--- WHAT THE TASK ASKS ---
Omit the pictures and copy the entries exactly.

Items from a dataset
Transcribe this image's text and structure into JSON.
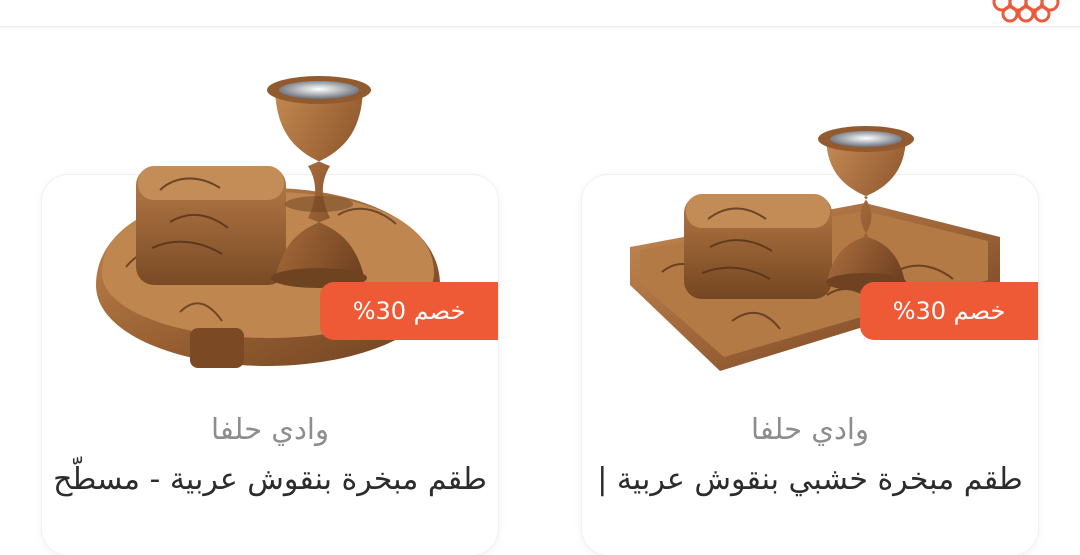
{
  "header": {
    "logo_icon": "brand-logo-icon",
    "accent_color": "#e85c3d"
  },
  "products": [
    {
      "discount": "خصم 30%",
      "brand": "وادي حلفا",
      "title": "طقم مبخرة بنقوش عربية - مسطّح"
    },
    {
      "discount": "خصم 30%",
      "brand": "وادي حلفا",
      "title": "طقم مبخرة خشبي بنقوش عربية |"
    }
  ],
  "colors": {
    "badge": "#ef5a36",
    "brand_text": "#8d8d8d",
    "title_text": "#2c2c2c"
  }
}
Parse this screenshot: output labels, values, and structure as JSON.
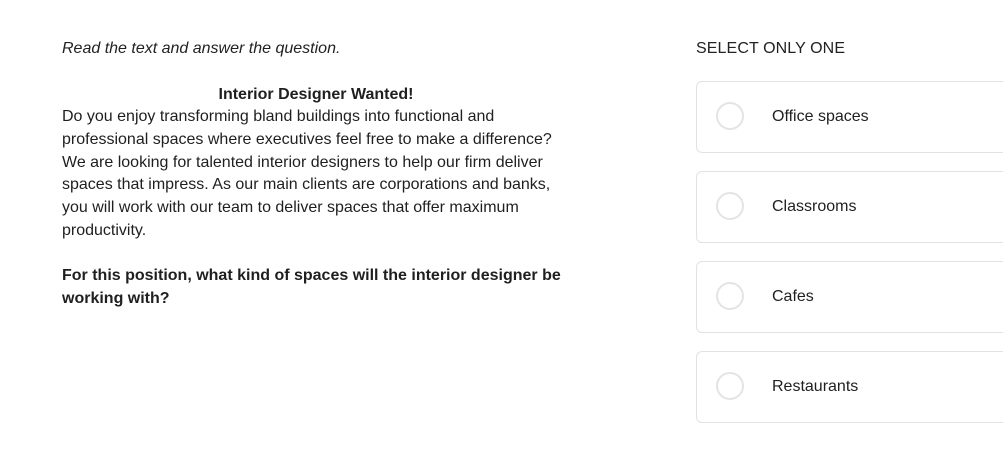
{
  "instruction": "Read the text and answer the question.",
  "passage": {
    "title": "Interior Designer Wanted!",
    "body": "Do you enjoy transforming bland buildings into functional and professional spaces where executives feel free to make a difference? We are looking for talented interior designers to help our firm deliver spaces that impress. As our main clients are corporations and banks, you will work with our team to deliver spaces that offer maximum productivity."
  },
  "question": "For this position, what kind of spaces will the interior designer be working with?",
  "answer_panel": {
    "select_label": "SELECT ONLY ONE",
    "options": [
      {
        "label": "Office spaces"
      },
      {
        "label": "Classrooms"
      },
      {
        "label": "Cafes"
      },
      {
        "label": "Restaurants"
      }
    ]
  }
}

--- RESPONSE ---
Transcribe this image's text and structure into JSON.
{
  "header": {
    "logo_icon": "brand-logo-icon",
    "accent_color": "#e85c3d"
  },
  "products": [
    {
      "discount": "خصم 30%",
      "brand": "وادي حلفا",
      "title": "طقم مبخرة بنقوش عربية - مسطّح"
    },
    {
      "discount": "خصم 30%",
      "brand": "وادي حلفا",
      "title": "طقم مبخرة خشبي بنقوش عربية |"
    }
  ],
  "colors": {
    "badge": "#ef5a36",
    "brand_text": "#8d8d8d",
    "title_text": "#2c2c2c"
  }
}
Parse this screenshot: output labels, values, and structure as JSON.
{
  "instruction": "Read the text and answer the question.",
  "passage": {
    "title": "Interior Designer Wanted!",
    "body": "Do you enjoy transforming bland buildings into functional and professional spaces where executives feel free to make a difference? We are looking for talented interior designers to help our firm deliver spaces that impress. As our main clients are corporations and banks, you will work with our team to deliver spaces that offer maximum productivity."
  },
  "question": "For this position, what kind of spaces will the interior designer be working with?",
  "answer_panel": {
    "select_label": "SELECT ONLY ONE",
    "options": [
      {
        "label": "Office spaces"
      },
      {
        "label": "Classrooms"
      },
      {
        "label": "Cafes"
      },
      {
        "label": "Restaurants"
      }
    ]
  }
}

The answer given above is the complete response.